-- Your instructions --
Go through the lines below and copy each one that holds the string "Martins".

• • • • • • •

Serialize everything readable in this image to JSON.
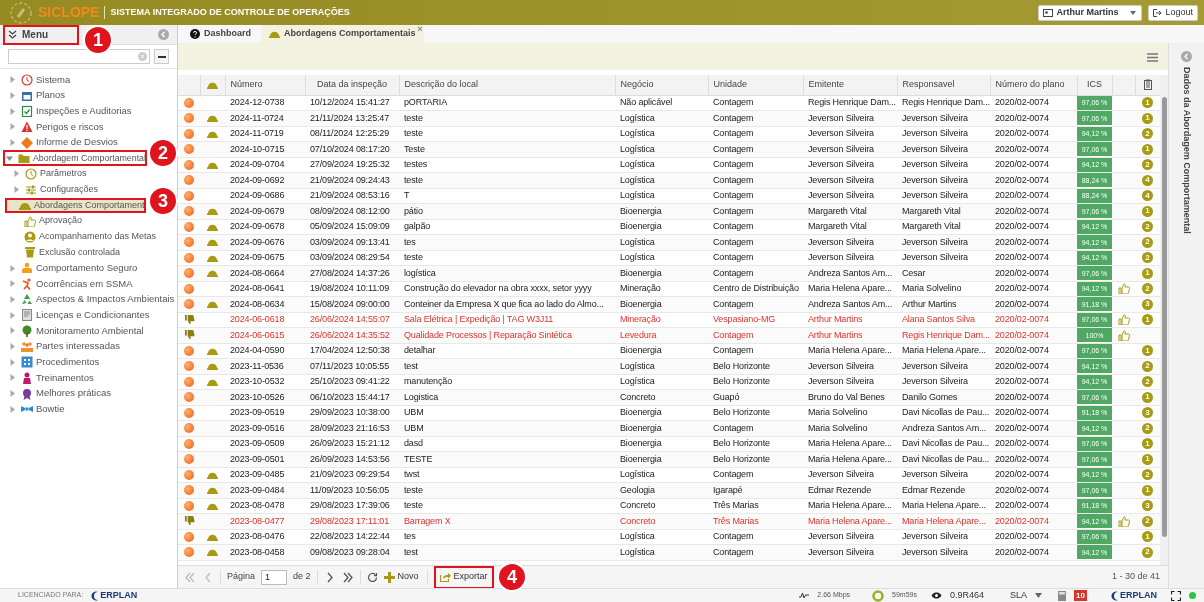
{
  "header": {
    "logo": "SICLOPE",
    "subtitle": "SISTEMA INTEGRADO DE CONTROLE DE OPERAÇÕES",
    "user": "Arthur Martins",
    "logout": "Logout"
  },
  "menu": {
    "title": "Menu",
    "items": [
      {
        "label": "Sistema",
        "kind": "branch",
        "expanded": false,
        "selected": false
      },
      {
        "label": "Planos",
        "kind": "branch",
        "expanded": false,
        "selected": false
      },
      {
        "label": "Inspeções e Auditorias",
        "kind": "branch",
        "expanded": false,
        "selected": false
      },
      {
        "label": "Perigos e riscos",
        "kind": "branch",
        "expanded": false,
        "selected": false
      },
      {
        "label": "Informe de Desvios",
        "kind": "branch",
        "expanded": false,
        "selected": false
      },
      {
        "label": "Abordagem Comportamental",
        "kind": "branch",
        "expanded": true,
        "selected": false,
        "children": [
          {
            "label": "Parâmetros",
            "kind": "branch",
            "expanded": false,
            "selected": false
          },
          {
            "label": "Configurações",
            "kind": "branch",
            "expanded": false,
            "selected": false
          },
          {
            "label": "Abordagens Comportament",
            "kind": "leaf",
            "selected": true
          },
          {
            "label": "Aprovação",
            "kind": "leaf",
            "selected": false
          },
          {
            "label": "Acompanhamento das Metas",
            "kind": "leaf",
            "selected": false
          },
          {
            "label": "Exclusão controlada",
            "kind": "leaf",
            "selected": false
          }
        ]
      },
      {
        "label": "Comportamento Seguro",
        "kind": "branch",
        "expanded": false,
        "selected": false
      },
      {
        "label": "Ocorrências em SSMA",
        "kind": "branch",
        "expanded": false,
        "selected": false
      },
      {
        "label": "Aspectos & Impactos Ambientais",
        "kind": "branch",
        "expanded": false,
        "selected": false
      },
      {
        "label": "Licenças e Condicionantes",
        "kind": "branch",
        "expanded": false,
        "selected": false
      },
      {
        "label": "Monitoramento Ambiental",
        "kind": "branch",
        "expanded": false,
        "selected": false
      },
      {
        "label": "Partes interessadas",
        "kind": "branch",
        "expanded": false,
        "selected": false
      },
      {
        "label": "Procedimentos",
        "kind": "branch",
        "expanded": false,
        "selected": false
      },
      {
        "label": "Treinamentos",
        "kind": "branch",
        "expanded": false,
        "selected": false
      },
      {
        "label": "Melhores práticas",
        "kind": "branch",
        "expanded": false,
        "selected": false
      },
      {
        "label": "Bowtie",
        "kind": "branch",
        "expanded": false,
        "selected": false
      }
    ]
  },
  "tabs": [
    {
      "label": "Dashboard",
      "selected": false
    },
    {
      "label": "Abordagens Comportamentais",
      "selected": true,
      "close": "×"
    }
  ],
  "side_panel": {
    "title": "Dados da Abordagem Comportamental"
  },
  "table": {
    "columns": [
      "Número",
      "Data da inspeção",
      "Descrição do local",
      "Negócio",
      "Unidade",
      "Emitente",
      "Responsavel",
      "Número do plano",
      "ICS"
    ],
    "rows": [
      {
        "kind": "dot",
        "helmet": false,
        "number": "2024-12-0738",
        "date": "10/12/2024 15:41:27",
        "location": "pORTARIA",
        "business": "Não aplicável",
        "unit": "Contagem",
        "issuer": "Regis Henrique Dam...",
        "responsible": "Regis Henrique Dam...",
        "plan": "2020/02-0074",
        "ics": "97,06 %",
        "approved": false,
        "count": "1",
        "flagged": false
      },
      {
        "kind": "dot",
        "helmet": true,
        "number": "2024-11-0724",
        "date": "21/11/2024 13:25:47",
        "location": "teste",
        "business": "Logística",
        "unit": "Contagem",
        "issuer": "Jeverson Silveira",
        "responsible": "Jeverson Silveira",
        "plan": "2020/02-0074",
        "ics": "97,06 %",
        "approved": false,
        "count": "1",
        "flagged": false
      },
      {
        "kind": "dot",
        "helmet": true,
        "number": "2024-11-0719",
        "date": "08/11/2024 12:25:29",
        "location": "teste",
        "business": "Logística",
        "unit": "Contagem",
        "issuer": "Jeverson Silveira",
        "responsible": "Jeverson Silveira",
        "plan": "2020/02-0074",
        "ics": "94,12 %",
        "approved": false,
        "count": "2",
        "flagged": false
      },
      {
        "kind": "dot",
        "helmet": false,
        "number": "2024-10-0715",
        "date": "07/10/2024 08:17:20",
        "location": "Teste",
        "business": "Logística",
        "unit": "Contagem",
        "issuer": "Jeverson Silveira",
        "responsible": "Jeverson Silveira",
        "plan": "2020/02-0074",
        "ics": "97,06 %",
        "approved": false,
        "count": "1",
        "flagged": false
      },
      {
        "kind": "dot",
        "helmet": true,
        "number": "2024-09-0704",
        "date": "27/09/2024 19:25:32",
        "location": "testes",
        "business": "Logística",
        "unit": "Contagem",
        "issuer": "Jeverson Silveira",
        "responsible": "Jeverson Silveira",
        "plan": "2020/02-0074",
        "ics": "94,12 %",
        "approved": false,
        "count": "2",
        "flagged": false
      },
      {
        "kind": "dot",
        "helmet": false,
        "number": "2024-09-0692",
        "date": "21/09/2024 09:24:43",
        "location": "teste",
        "business": "Logística",
        "unit": "Contagem",
        "issuer": "Jeverson Silveira",
        "responsible": "Jeverson Silveira",
        "plan": "2020/02-0074",
        "ics": "88,24 %",
        "approved": false,
        "count": "4",
        "flagged": false
      },
      {
        "kind": "dot",
        "helmet": false,
        "number": "2024-09-0686",
        "date": "21/09/2024 08:53:16",
        "location": "T",
        "business": "Logística",
        "unit": "Contagem",
        "issuer": "Jeverson Silveira",
        "responsible": "Jeverson Silveira",
        "plan": "2020/02-0074",
        "ics": "88,24 %",
        "approved": false,
        "count": "4",
        "flagged": false
      },
      {
        "kind": "dot",
        "helmet": true,
        "number": "2024-09-0679",
        "date": "08/09/2024 08:12:00",
        "location": "pátio",
        "business": "Bioenergia",
        "unit": "Contagem",
        "issuer": "Margareth Vital",
        "responsible": "Margareth Vital",
        "plan": "2020/02-0074",
        "ics": "97,06 %",
        "approved": false,
        "count": "1",
        "flagged": false
      },
      {
        "kind": "dot",
        "helmet": true,
        "number": "2024-09-0678",
        "date": "05/09/2024 15:09:09",
        "location": "galpão",
        "business": "Bioenergia",
        "unit": "Contagem",
        "issuer": "Margareth Vital",
        "responsible": "Margareth Vital",
        "plan": "2020/02-0074",
        "ics": "94,12 %",
        "approved": false,
        "count": "2",
        "flagged": false
      },
      {
        "kind": "dot",
        "helmet": true,
        "number": "2024-09-0676",
        "date": "03/09/2024 09:13:41",
        "location": "tes",
        "business": "Logística",
        "unit": "Contagem",
        "issuer": "Jeverson Silveira",
        "responsible": "Jeverson Silveira",
        "plan": "2020/02-0074",
        "ics": "94,12 %",
        "approved": false,
        "count": "2",
        "flagged": false
      },
      {
        "kind": "dot",
        "helmet": true,
        "number": "2024-09-0675",
        "date": "03/09/2024 08:29:54",
        "location": "teste",
        "business": "Logística",
        "unit": "Contagem",
        "issuer": "Jeverson Silveira",
        "responsible": "Jeverson Silveira",
        "plan": "2020/02-0074",
        "ics": "94,12 %",
        "approved": false,
        "count": "2",
        "flagged": false
      },
      {
        "kind": "dot",
        "helmet": true,
        "number": "2024-08-0664",
        "date": "27/08/2024 14:37:26",
        "location": "logística",
        "business": "Bioenergia",
        "unit": "Contagem",
        "issuer": "Andreza Santos Am...",
        "responsible": "Cesar",
        "plan": "2020/02-0074",
        "ics": "97,06 %",
        "approved": false,
        "count": "1",
        "flagged": false
      },
      {
        "kind": "dot",
        "helmet": false,
        "number": "2024-08-0641",
        "date": "19/08/2024 10:11:09",
        "location": "Construção do elevador na obra xxxx, setor yyyy",
        "business": "Mineração",
        "unit": "Centro de Distribuição",
        "issuer": "Maria Helena Apare...",
        "responsible": "Maria Solvelino",
        "plan": "2020/02-0074",
        "ics": "94,12 %",
        "approved": true,
        "count": "2",
        "flagged": false
      },
      {
        "kind": "dot",
        "helmet": true,
        "number": "2024-08-0634",
        "date": "15/08/2024 09:00:00",
        "location": "Conteiner da Empresa X que fica ao lado do Almo...",
        "business": "Bioenergia",
        "unit": "Contagem",
        "issuer": "Andreza Santos Am...",
        "responsible": "Arthur Martins",
        "plan": "2020/02-0074",
        "ics": "91,18 %",
        "approved": false,
        "count": "3",
        "flagged": false
      },
      {
        "kind": "thumb-down",
        "helmet": false,
        "number": "2024-06-0618",
        "date": "26/06/2024 14:55:07",
        "location": "Sala Elétrica | Expedição | TAG W3J11",
        "business": "Mineração",
        "unit": "Vespasiano-MG",
        "issuer": "Arthur Martins",
        "responsible": "Alana Santos Silva",
        "plan": "2020/02-0074",
        "ics": "97,06 %",
        "approved": true,
        "count": "1",
        "flagged": true
      },
      {
        "kind": "thumb-down",
        "helmet": false,
        "number": "2024-06-0615",
        "date": "26/06/2024 14:35:52",
        "location": "Qualidade Processos | Reparação Sintética",
        "business": "Levedura",
        "unit": "Contagem",
        "issuer": "Arthur Martins",
        "responsible": "Regis Henrique Dam...",
        "plan": "2020/02-0074",
        "ics": "100%",
        "approved": true,
        "flagged": true
      },
      {
        "kind": "dot",
        "helmet": true,
        "number": "2024-04-0590",
        "date": "17/04/2024 12:50:38",
        "location": "detalhar",
        "business": "Bioenergia",
        "unit": "Contagem",
        "issuer": "Maria Helena Apare...",
        "responsible": "Maria Helena Apare...",
        "plan": "2020/02-0074",
        "ics": "97,06 %",
        "approved": false,
        "count": "1",
        "flagged": false
      },
      {
        "kind": "dot",
        "helmet": true,
        "number": "2023-11-0536",
        "date": "07/11/2023 10:05:55",
        "location": "test",
        "business": "Logística",
        "unit": "Belo Horizonte",
        "issuer": "Jeverson Silveira",
        "responsible": "Jeverson Silveira",
        "plan": "2020/02-0074",
        "ics": "94,12 %",
        "approved": false,
        "count": "2",
        "flagged": false
      },
      {
        "kind": "dot",
        "helmet": true,
        "number": "2023-10-0532",
        "date": "25/10/2023 09:41:22",
        "location": "manutenção",
        "business": "Logística",
        "unit": "Belo Horizonte",
        "issuer": "Jeverson Silveira",
        "responsible": "Jeverson Silveira",
        "plan": "2020/02-0074",
        "ics": "94,12 %",
        "approved": false,
        "count": "2",
        "flagged": false
      },
      {
        "kind": "dot",
        "helmet": false,
        "number": "2023-10-0526",
        "date": "06/10/2023 15:44:17",
        "location": "Logistica",
        "business": "Concreto",
        "unit": "Guapó",
        "issuer": "Bruno do Val Benes",
        "responsible": "Danilo Gomes",
        "plan": "2020/02-0074",
        "ics": "97,06 %",
        "approved": false,
        "count": "1",
        "flagged": false
      },
      {
        "kind": "dot",
        "helmet": false,
        "number": "2023-09-0519",
        "date": "29/09/2023 10:38:00",
        "location": "UBM",
        "business": "Bioenergia",
        "unit": "Belo Horizonte",
        "issuer": "Maria Solvelino",
        "responsible": "Davi Nicollas de Pau...",
        "plan": "2020/02-0074",
        "ics": "91,18 %",
        "approved": false,
        "count": "3",
        "flagged": false
      },
      {
        "kind": "dot",
        "helmet": false,
        "number": "2023-09-0516",
        "date": "28/09/2023 21:16:53",
        "location": "UBM",
        "business": "Bioenergia",
        "unit": "Contagem",
        "issuer": "Maria Solvelino",
        "responsible": "Andreza Santos Am...",
        "plan": "2020/02-0074",
        "ics": "94,12 %",
        "approved": false,
        "count": "2",
        "flagged": false
      },
      {
        "kind": "dot",
        "helmet": false,
        "number": "2023-09-0509",
        "date": "26/09/2023 15:21:12",
        "location": "dasd",
        "business": "Bioenergia",
        "unit": "Belo Horizonte",
        "issuer": "Maria Helena Apare...",
        "responsible": "Davi Nicollas de Pau...",
        "plan": "2020/02-0074",
        "ics": "97,06 %",
        "approved": false,
        "count": "1",
        "flagged": false
      },
      {
        "kind": "dot",
        "helmet": false,
        "number": "2023-09-0501",
        "date": "26/09/2023 14:53:56",
        "location": "TESTE",
        "business": "Bioenergia",
        "unit": "Belo Horizonte",
        "issuer": "Maria Helena Apare...",
        "responsible": "Davi Nicollas de Pau...",
        "plan": "2020/02-0074",
        "ics": "97,06 %",
        "approved": false,
        "count": "1",
        "flagged": false
      },
      {
        "kind": "dot",
        "helmet": true,
        "number": "2023-09-0485",
        "date": "21/09/2023 09:29:54",
        "location": "twst",
        "business": "Logística",
        "unit": "Contagem",
        "issuer": "Jeverson Silveira",
        "responsible": "Jeverson Silveira",
        "plan": "2020/02-0074",
        "ics": "94,12 %",
        "approved": false,
        "count": "2",
        "flagged": false
      },
      {
        "kind": "dot",
        "helmet": true,
        "number": "2023-09-0484",
        "date": "11/09/2023 10:56:05",
        "location": "teste",
        "business": "Geologia",
        "unit": "Igarapé",
        "issuer": "Edmar Rezende",
        "responsible": "Edmar Rezende",
        "plan": "2020/02-0074",
        "ics": "97,06 %",
        "approved": false,
        "count": "1",
        "flagged": false
      },
      {
        "kind": "dot",
        "helmet": true,
        "number": "2023-08-0478",
        "date": "29/08/2023 17:39:06",
        "location": "teste",
        "business": "Concreto",
        "unit": "Três Marias",
        "issuer": "Maria Helena Apare...",
        "responsible": "Maria Helena Apare...",
        "plan": "2020/02-0074",
        "ics": "91,18 %",
        "approved": false,
        "count": "3",
        "flagged": false
      },
      {
        "kind": "thumb-down",
        "helmet": false,
        "number": "2023-08-0477",
        "date": "29/08/2023 17:11:01",
        "location": "Barragem X",
        "business": "Concreto",
        "unit": "Três Marias",
        "issuer": "Maria Helena Apare...",
        "responsible": "Maria Helena Apare...",
        "plan": "2020/02-0074",
        "ics": "94,12 %",
        "approved": true,
        "count": "2",
        "flagged": true
      },
      {
        "kind": "dot",
        "helmet": true,
        "number": "2023-08-0476",
        "date": "22/08/2023 14:22:44",
        "location": "tes",
        "business": "Logística",
        "unit": "Contagem",
        "issuer": "Jeverson Silveira",
        "responsible": "Jeverson Silveira",
        "plan": "2020/02-0074",
        "ics": "97,06 %",
        "approved": false,
        "count": "1",
        "flagged": false
      },
      {
        "kind": "dot",
        "helmet": true,
        "number": "2023-08-0458",
        "date": "09/08/2023 09:28:04",
        "location": "test",
        "business": "Logística",
        "unit": "Contagem",
        "issuer": "Jeverson Silveira",
        "responsible": "Jeverson Silveira",
        "plan": "2020/02-0074",
        "ics": "94,12 %",
        "approved": false,
        "count": "2",
        "flagged": false
      }
    ]
  },
  "pager": {
    "page_label": "Página",
    "page": "1",
    "of": "de 2",
    "new": "Novo",
    "export": "Exportar",
    "range": "1 - 30 de 41"
  },
  "status_bar": {
    "license_label": "LICENCIADO PARA:",
    "logo": "ERPLAN",
    "speed": "2.66 Mbps",
    "timer": "59m59s",
    "version": "0.9R464",
    "sla": "SLA",
    "badge": "10",
    "logo_right": "ERPLAN"
  },
  "annotations": [
    {
      "label": "1"
    },
    {
      "label": "2"
    },
    {
      "label": "3"
    },
    {
      "label": "4"
    }
  ]
}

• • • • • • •

-- Task result --
    "user": "Arthur Martins",
        "responsible": "Arthur Martins",
        "issuer": "Arthur Martins",
        "issuer": "Arthur Martins",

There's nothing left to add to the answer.